Below is a set of records, and all of them should be retyped exactly, minus the pictures.

···

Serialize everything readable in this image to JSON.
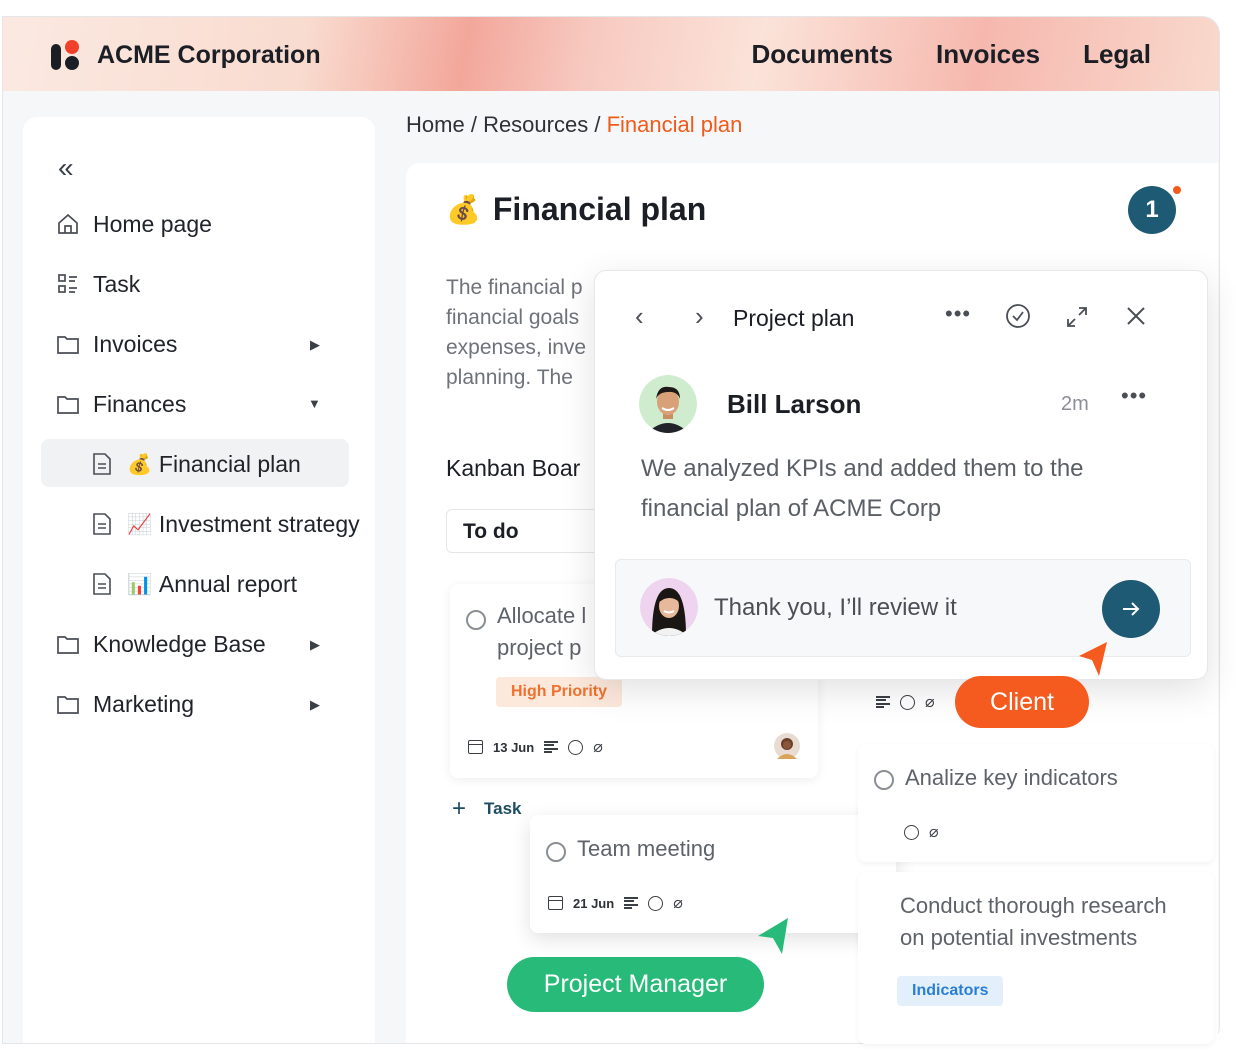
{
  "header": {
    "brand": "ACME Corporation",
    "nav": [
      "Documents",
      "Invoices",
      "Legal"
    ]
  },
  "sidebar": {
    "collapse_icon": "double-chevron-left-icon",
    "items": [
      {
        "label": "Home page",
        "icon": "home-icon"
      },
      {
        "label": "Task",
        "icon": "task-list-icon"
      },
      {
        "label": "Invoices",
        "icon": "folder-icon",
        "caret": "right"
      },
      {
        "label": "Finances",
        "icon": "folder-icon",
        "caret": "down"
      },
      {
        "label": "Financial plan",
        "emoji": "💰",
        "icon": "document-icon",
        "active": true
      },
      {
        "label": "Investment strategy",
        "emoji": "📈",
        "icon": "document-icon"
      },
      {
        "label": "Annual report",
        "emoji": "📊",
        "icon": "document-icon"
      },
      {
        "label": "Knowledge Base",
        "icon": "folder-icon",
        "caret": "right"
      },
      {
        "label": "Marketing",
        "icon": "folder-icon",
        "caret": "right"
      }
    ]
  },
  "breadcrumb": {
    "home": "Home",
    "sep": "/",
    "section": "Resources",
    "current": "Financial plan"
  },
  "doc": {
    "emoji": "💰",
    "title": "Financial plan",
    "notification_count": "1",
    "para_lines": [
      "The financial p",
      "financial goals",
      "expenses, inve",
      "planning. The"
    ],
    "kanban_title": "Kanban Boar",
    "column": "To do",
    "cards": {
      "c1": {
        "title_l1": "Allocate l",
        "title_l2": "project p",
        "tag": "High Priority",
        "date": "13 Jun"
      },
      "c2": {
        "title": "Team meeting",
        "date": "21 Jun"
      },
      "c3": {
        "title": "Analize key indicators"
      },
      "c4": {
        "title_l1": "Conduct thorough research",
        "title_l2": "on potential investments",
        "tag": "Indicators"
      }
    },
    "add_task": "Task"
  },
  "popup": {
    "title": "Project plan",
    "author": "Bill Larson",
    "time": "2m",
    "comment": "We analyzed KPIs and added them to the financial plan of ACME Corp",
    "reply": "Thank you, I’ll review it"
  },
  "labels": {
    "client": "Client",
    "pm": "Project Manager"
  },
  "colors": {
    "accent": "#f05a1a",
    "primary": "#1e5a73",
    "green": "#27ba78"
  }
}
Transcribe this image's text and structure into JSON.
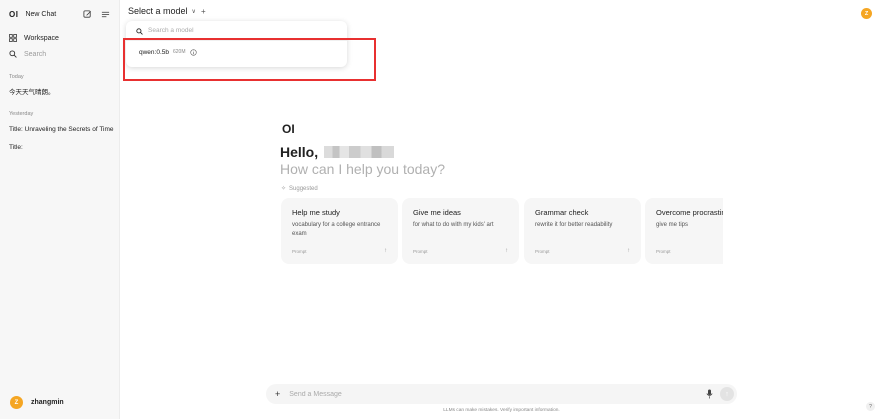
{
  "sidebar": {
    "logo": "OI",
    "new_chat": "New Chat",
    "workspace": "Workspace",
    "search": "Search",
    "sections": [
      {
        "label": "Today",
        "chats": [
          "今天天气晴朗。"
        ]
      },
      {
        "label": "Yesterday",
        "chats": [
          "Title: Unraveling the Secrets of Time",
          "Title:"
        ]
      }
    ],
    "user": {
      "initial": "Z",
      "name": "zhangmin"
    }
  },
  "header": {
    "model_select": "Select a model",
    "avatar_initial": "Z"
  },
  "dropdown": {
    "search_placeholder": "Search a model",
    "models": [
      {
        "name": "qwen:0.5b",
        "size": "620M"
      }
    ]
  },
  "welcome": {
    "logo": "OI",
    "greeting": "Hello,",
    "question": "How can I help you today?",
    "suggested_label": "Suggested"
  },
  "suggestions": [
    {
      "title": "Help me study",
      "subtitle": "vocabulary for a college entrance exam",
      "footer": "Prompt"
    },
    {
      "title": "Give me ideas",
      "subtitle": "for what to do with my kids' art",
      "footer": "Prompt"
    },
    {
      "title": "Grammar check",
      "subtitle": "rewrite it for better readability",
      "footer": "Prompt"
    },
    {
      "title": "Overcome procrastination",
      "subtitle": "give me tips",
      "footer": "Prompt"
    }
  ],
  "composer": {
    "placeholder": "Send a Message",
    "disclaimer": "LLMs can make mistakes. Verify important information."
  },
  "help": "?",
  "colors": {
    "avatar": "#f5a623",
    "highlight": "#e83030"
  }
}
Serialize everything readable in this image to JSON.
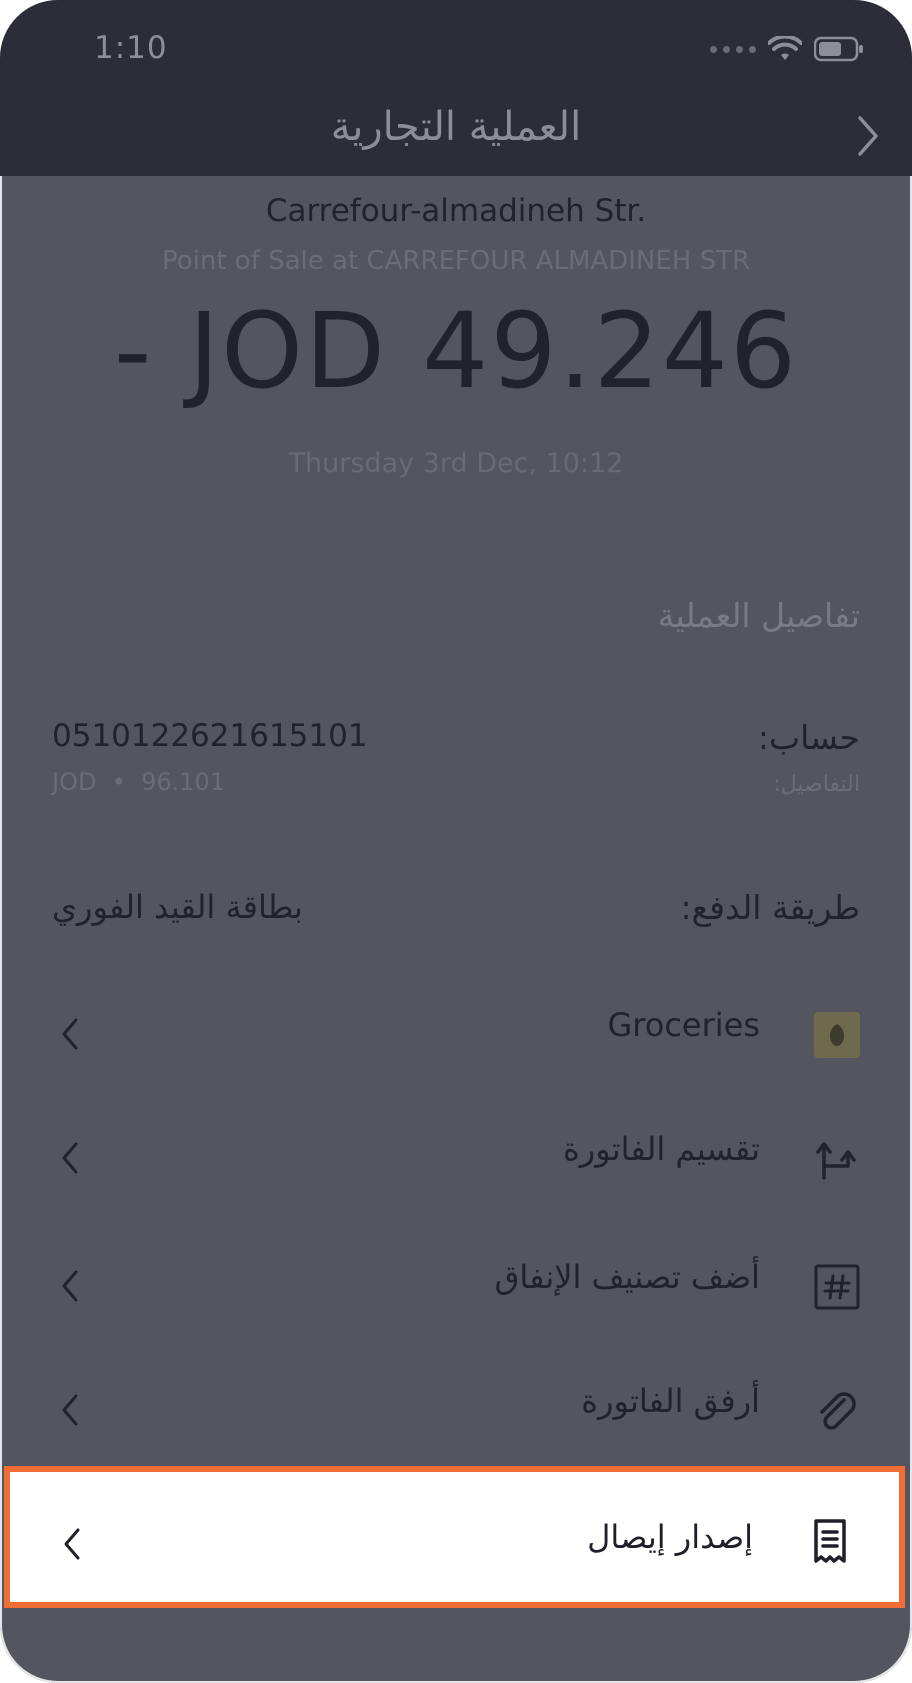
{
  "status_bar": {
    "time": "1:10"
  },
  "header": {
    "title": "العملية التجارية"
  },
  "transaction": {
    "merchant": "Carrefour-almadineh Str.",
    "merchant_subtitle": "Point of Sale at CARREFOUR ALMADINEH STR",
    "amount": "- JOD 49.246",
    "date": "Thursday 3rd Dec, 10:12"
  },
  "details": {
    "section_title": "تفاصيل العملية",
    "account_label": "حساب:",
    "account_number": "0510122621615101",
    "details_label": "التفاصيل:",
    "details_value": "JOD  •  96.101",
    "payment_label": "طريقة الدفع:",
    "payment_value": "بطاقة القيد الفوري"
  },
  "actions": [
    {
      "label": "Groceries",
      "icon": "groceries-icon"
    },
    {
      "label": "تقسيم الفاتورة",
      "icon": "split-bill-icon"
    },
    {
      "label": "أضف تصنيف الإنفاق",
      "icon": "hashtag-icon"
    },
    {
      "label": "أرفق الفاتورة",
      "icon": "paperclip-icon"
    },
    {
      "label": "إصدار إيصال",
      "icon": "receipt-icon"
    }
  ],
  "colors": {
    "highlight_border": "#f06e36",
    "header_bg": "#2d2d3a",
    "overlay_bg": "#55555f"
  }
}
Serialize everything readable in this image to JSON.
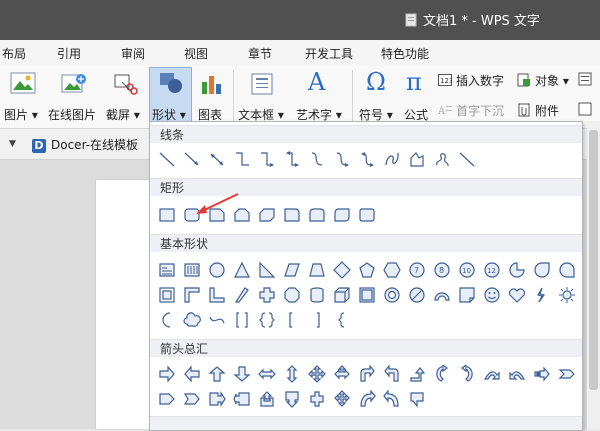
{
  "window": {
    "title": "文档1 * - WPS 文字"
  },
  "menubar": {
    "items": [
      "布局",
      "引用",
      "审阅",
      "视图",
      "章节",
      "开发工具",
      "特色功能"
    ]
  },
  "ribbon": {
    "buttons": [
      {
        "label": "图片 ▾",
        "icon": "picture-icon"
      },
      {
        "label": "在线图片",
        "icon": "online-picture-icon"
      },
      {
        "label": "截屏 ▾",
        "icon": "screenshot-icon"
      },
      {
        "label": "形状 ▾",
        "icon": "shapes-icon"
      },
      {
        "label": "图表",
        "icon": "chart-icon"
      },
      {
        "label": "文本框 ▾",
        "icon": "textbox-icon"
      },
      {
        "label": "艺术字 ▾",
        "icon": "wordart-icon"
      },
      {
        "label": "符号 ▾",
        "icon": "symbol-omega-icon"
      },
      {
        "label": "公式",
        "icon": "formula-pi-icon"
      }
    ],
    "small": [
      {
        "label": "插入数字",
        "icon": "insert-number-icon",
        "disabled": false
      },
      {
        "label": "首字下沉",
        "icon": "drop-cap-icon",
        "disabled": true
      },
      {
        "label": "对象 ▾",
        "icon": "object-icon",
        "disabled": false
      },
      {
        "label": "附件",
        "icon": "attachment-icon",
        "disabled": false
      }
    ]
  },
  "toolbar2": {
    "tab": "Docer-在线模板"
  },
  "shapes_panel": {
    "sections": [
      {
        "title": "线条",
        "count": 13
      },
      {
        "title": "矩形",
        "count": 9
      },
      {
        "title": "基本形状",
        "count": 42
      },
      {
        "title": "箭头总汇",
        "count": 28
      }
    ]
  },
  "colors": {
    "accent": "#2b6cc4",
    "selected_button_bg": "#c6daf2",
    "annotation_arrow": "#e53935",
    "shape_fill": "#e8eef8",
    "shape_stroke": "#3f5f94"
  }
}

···

Expected answer.
Serialize everything readable in this image to JSON.
{
  "header": {
    "brand": "ACME Corporation",
    "nav": [
      "Documents",
      "Invoices",
      "Legal"
    ]
  },
  "sidebar": {
    "collapse_icon": "double-chevron-left-icon",
    "items": [
      {
        "label": "Home page",
        "icon": "home-icon"
      },
      {
        "label": "Task",
        "icon": "task-list-icon"
      },
      {
        "label": "Invoices",
        "icon": "folder-icon",
        "caret": "right"
      },
      {
        "label": "Finances",
        "icon": "folder-icon",
        "caret": "down"
      },
      {
        "label": "Financial plan",
        "emoji": "💰",
        "icon": "document-icon",
        "active": true
      },
      {
        "label": "Investment strategy",
        "emoji": "📈",
        "icon": "document-icon"
      },
      {
        "label": "Annual report",
        "emoji": "📊",
        "icon": "document-icon"
      },
      {
        "label": "Knowledge Base",
        "icon": "folder-icon",
        "caret": "right"
      },
      {
        "label": "Marketing",
        "icon": "folder-icon",
        "caret": "right"
      }
    ]
  },
  "breadcrumb": {
    "home": "Home",
    "sep": "/",
    "section": "Resources",
    "current": "Financial plan"
  },
  "doc": {
    "emoji": "💰",
    "title": "Financial plan",
    "notification_count": "1",
    "para_lines": [
      "The financial p",
      "financial goals",
      "expenses, inve",
      "planning. The"
    ],
    "kanban_title": "Kanban Boar",
    "column": "To do",
    "cards": {
      "c1": {
        "title_l1": "Allocate l",
        "title_l2": "project p",
        "tag": "High Priority",
        "date": "13 Jun"
      },
      "c2": {
        "title": "Team meeting",
        "date": "21 Jun"
      },
      "c3": {
        "title": "Analize key indicators"
      },
      "c4": {
        "title_l1": "Conduct thorough research",
        "title_l2": "on potential investments",
        "tag": "Indicators"
      }
    },
    "add_task": "Task"
  },
  "popup": {
    "title": "Project plan",
    "author": "Bill Larson",
    "time": "2m",
    "comment": "We analyzed KPIs and added them to the financial plan of ACME Corp",
    "reply": "Thank you, I’ll review it"
  },
  "labels": {
    "client": "Client",
    "pm": "Project Manager"
  },
  "colors": {
    "accent": "#f05a1a",
    "primary": "#1e5a73",
    "green": "#27ba78"
  }
}
Transcribe this image's text and structure into JSON.
{
  "sidebar": {
    "logo": "OI",
    "new_chat": "New Chat",
    "workspace": "Workspace",
    "search": "Search",
    "sections": [
      {
        "label": "Today",
        "chats": [
          "今天天气晴朗。"
        ]
      },
      {
        "label": "Yesterday",
        "chats": [
          "Title: Unraveling the Secrets of Time",
          "Title:"
        ]
      }
    ],
    "user": {
      "initial": "Z",
      "name": "zhangmin"
    }
  },
  "header": {
    "model_select": "Select a model",
    "avatar_initial": "Z"
  },
  "dropdown": {
    "search_placeholder": "Search a model",
    "models": [
      {
        "name": "qwen:0.5b",
        "size": "620M"
      }
    ]
  },
  "welcome": {
    "logo": "OI",
    "greeting": "Hello,",
    "question": "How can I help you today?",
    "suggested_label": "Suggested"
  },
  "suggestions": [
    {
      "title": "Help me study",
      "subtitle": "vocabulary for a college entrance exam",
      "footer": "Prompt"
    },
    {
      "title": "Give me ideas",
      "subtitle": "for what to do with my kids' art",
      "footer": "Prompt"
    },
    {
      "title": "Grammar check",
      "subtitle": "rewrite it for better readability",
      "footer": "Prompt"
    },
    {
      "title": "Overcome procrastination",
      "subtitle": "give me tips",
      "footer": "Prompt"
    }
  ],
  "composer": {
    "placeholder": "Send a Message",
    "disclaimer": "LLMs can make mistakes. Verify important information."
  },
  "help": "?",
  "colors": {
    "avatar": "#f5a623",
    "highlight": "#e83030"
  }
}
Serialize everything readable in this image to JSON.
{
  "status_bar": {
    "time": "1:10"
  },
  "header": {
    "title": "العملية التجارية"
  },
  "transaction": {
    "merchant": "Carrefour-almadineh Str.",
    "merchant_subtitle": "Point of Sale at CARREFOUR ALMADINEH STR",
    "amount": "- JOD 49.246",
    "date": "Thursday 3rd Dec, 10:12"
  },
  "details": {
    "section_title": "تفاصيل العملية",
    "account_label": "حساب:",
    "account_number": "0510122621615101",
    "details_label": "التفاصيل:",
    "details_value": "JOD  •  96.101",
    "payment_label": "طريقة الدفع:",
    "payment_value": "بطاقة القيد الفوري"
  },
  "actions": [
    {
      "label": "Groceries",
      "icon": "groceries-icon"
    },
    {
      "label": "تقسيم الفاتورة",
      "icon": "split-bill-icon"
    },
    {
      "label": "أضف تصنيف الإنفاق",
      "icon": "hashtag-icon"
    },
    {
      "label": "أرفق الفاتورة",
      "icon": "paperclip-icon"
    },
    {
      "label": "إصدار إيصال",
      "icon": "receipt-icon"
    }
  ],
  "colors": {
    "highlight_border": "#f06e36",
    "header_bg": "#2d2d3a",
    "overlay_bg": "#55555f"
  }
}
Serialize everything readable in this image to JSON.
{
  "window": {
    "title": "文档1 * - WPS 文字"
  },
  "menubar": {
    "items": [
      "布局",
      "引用",
      "审阅",
      "视图",
      "章节",
      "开发工具",
      "特色功能"
    ]
  },
  "ribbon": {
    "buttons": [
      {
        "label": "图片 ▾",
        "icon": "picture-icon"
      },
      {
        "label": "在线图片",
        "icon": "online-picture-icon"
      },
      {
        "label": "截屏 ▾",
        "icon": "screenshot-icon"
      },
      {
        "label": "形状 ▾",
        "icon": "shapes-icon"
      },
      {
        "label": "图表",
        "icon": "chart-icon"
      },
      {
        "label": "文本框 ▾",
        "icon": "textbox-icon"
      },
      {
        "label": "艺术字 ▾",
        "icon": "wordart-icon"
      },
      {
        "label": "符号 ▾",
        "icon": "symbol-omega-icon"
      },
      {
        "label": "公式",
        "icon": "formula-pi-icon"
      }
    ],
    "small": [
      {
        "label": "插入数字",
        "icon": "insert-number-icon",
        "disabled": false
      },
      {
        "label": "首字下沉",
        "icon": "drop-cap-icon",
        "disabled": true
      },
      {
        "label": "对象 ▾",
        "icon": "object-icon",
        "disabled": false
      },
      {
        "label": "附件",
        "icon": "attachment-icon",
        "disabled": false
      }
    ]
  },
  "toolbar2": {
    "tab": "Docer-在线模板"
  },
  "shapes_panel": {
    "sections": [
      {
        "title": "线条",
        "count": 13
      },
      {
        "title": "矩形",
        "count": 9
      },
      {
        "title": "基本形状",
        "count": 42
      },
      {
        "title": "箭头总汇",
        "count": 28
      }
    ]
  },
  "colors": {
    "accent": "#2b6cc4",
    "selected_button_bg": "#c6daf2",
    "annotation_arrow": "#e53935",
    "shape_fill": "#e8eef8",
    "shape_stroke": "#3f5f94"
  }
}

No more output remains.